PROBLEM DETAILS>
Examine each line of the data, and copy the ones containing "name".

Items from an interface collection

- - - -

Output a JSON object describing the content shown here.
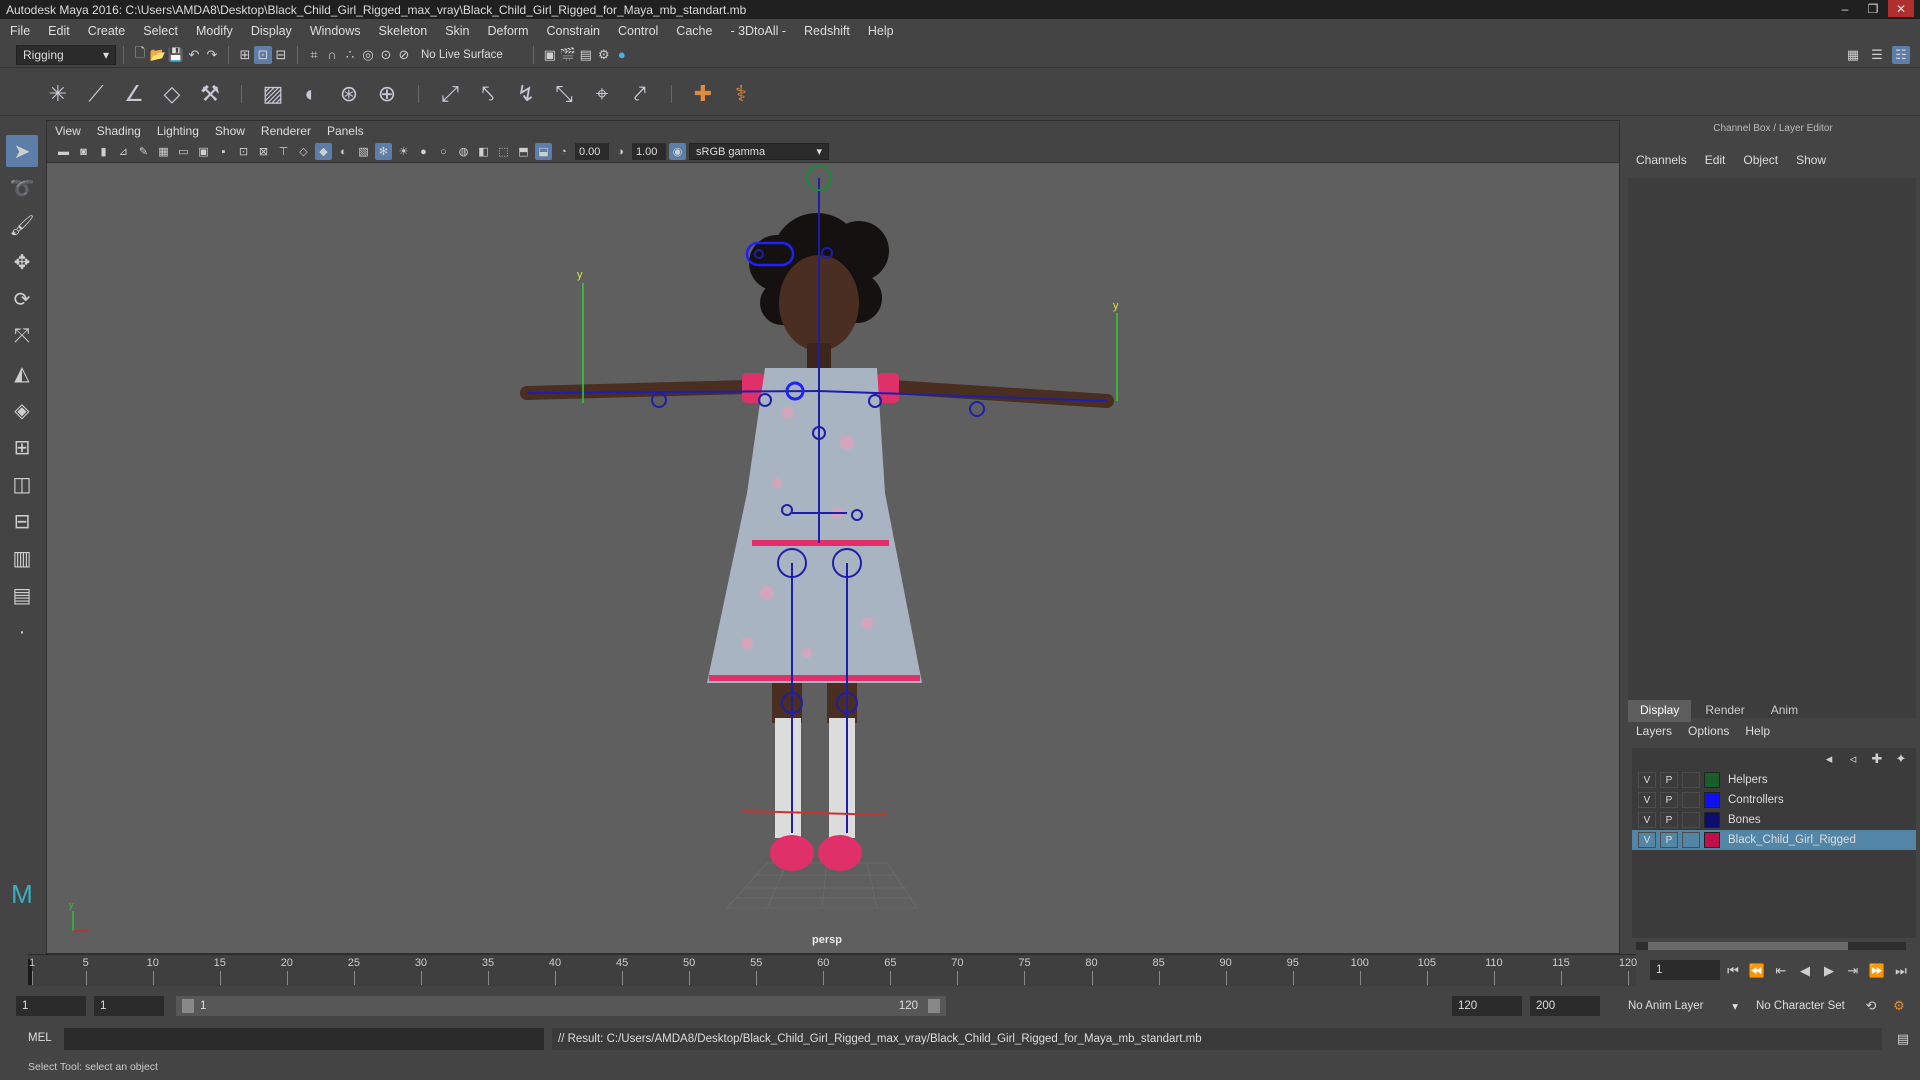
{
  "window": {
    "title": "Autodesk Maya 2016: C:\\Users\\AMDA8\\Desktop\\Black_Child_Girl_Rigged_max_vray\\Black_Child_Girl_Rigged_for_Maya_mb_standart.mb",
    "min": "–",
    "max": "❐",
    "close": "✕"
  },
  "menus": [
    "File",
    "Edit",
    "Create",
    "Select",
    "Modify",
    "Display",
    "Windows",
    "Skeleton",
    "Skin",
    "Deform",
    "Constrain",
    "Control",
    "Cache",
    "- 3DtoAll -",
    "Redshift",
    "Help"
  ],
  "status": {
    "menuset": "Rigging",
    "live_surface": "No Live Surface"
  },
  "panel": {
    "menus": [
      "View",
      "Shading",
      "Lighting",
      "Show",
      "Renderer",
      "Panels"
    ],
    "exposure": "0.00",
    "gamma": "1.00",
    "colorspace": "sRGB gamma",
    "camera": "persp"
  },
  "channelbox": {
    "title": "Channel Box / Layer Editor",
    "menus": [
      "Channels",
      "Edit",
      "Object",
      "Show"
    ]
  },
  "layers": {
    "tabs": [
      "Display",
      "Render",
      "Anim"
    ],
    "menus": [
      "Layers",
      "Options",
      "Help"
    ],
    "items": [
      {
        "v": "V",
        "p": "P",
        "name": "Helpers",
        "color": "#1a5c2a"
      },
      {
        "v": "V",
        "p": "P",
        "name": "Controllers",
        "color": "#1010f0"
      },
      {
        "v": "V",
        "p": "P",
        "name": "Bones",
        "color": "#0d0d6e"
      },
      {
        "v": "V",
        "p": "P",
        "name": "Black_Child_Girl_Rigged",
        "color": "#c0104a"
      }
    ]
  },
  "timeline": {
    "ticks": [
      1,
      5,
      10,
      15,
      20,
      25,
      30,
      35,
      40,
      45,
      50,
      55,
      60,
      65,
      70,
      75,
      80,
      85,
      90,
      95,
      100,
      105,
      110,
      115,
      120
    ],
    "current_frame": "1"
  },
  "range": {
    "start": "1",
    "playback_start": "1",
    "slider_start": "1",
    "slider_end": "120",
    "playback_end": "120",
    "end": "200",
    "anim_layer": "No Anim Layer",
    "character_set": "No Character Set"
  },
  "command": {
    "lang": "MEL",
    "result": "// Result: C:/Users/AMDA8/Desktop/Black_Child_Girl_Rigged_max_vray/Black_Child_Girl_Rigged_for_Maya_mb_standart.mb"
  },
  "help": "Select Tool: select an object",
  "colors": {
    "selection": "#5285a6",
    "joint": "#1e1ea8",
    "skin": "#4a2e22",
    "accent": "#e0306a"
  }
}
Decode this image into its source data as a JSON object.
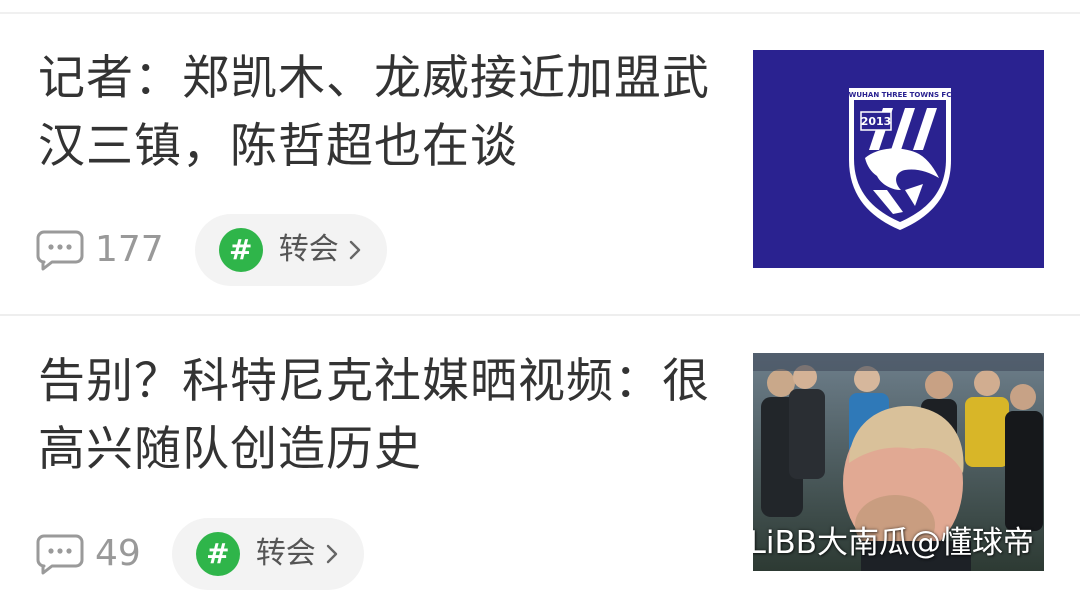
{
  "feed": {
    "items": [
      {
        "title": "记者：郑凯木、龙威接近加盟武汉三镇，陈哲超也在谈",
        "comment_count": "177",
        "tag": {
          "icon": "hash-icon",
          "label": "转会"
        },
        "thumbnail": {
          "description_icon": "wuhan-three-towns-crest",
          "crest_text": "WUHAN THREE TOWNS FC",
          "crest_year": "2013",
          "background": "#2a2290"
        }
      },
      {
        "title": "告别？科特尼克社媒晒视频：很高兴随队创造历史",
        "comment_count": "49",
        "tag": {
          "icon": "hash-icon",
          "label": "转会"
        },
        "thumbnail": {
          "description_icon": "player-photo"
        }
      }
    ]
  },
  "watermark": "LiBB大南瓜@懂球帝",
  "colors": {
    "tag_green": "#2fb54a",
    "text_primary": "#333333",
    "text_secondary": "#999999",
    "pill_bg": "#f3f3f3"
  }
}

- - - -

SOLUTION TO THIS EXERCISE>
        "name": "Helpers",
        "name": "Controllers",
        "name": "Bones",
        "name": "Black_Child_Girl_Rigged",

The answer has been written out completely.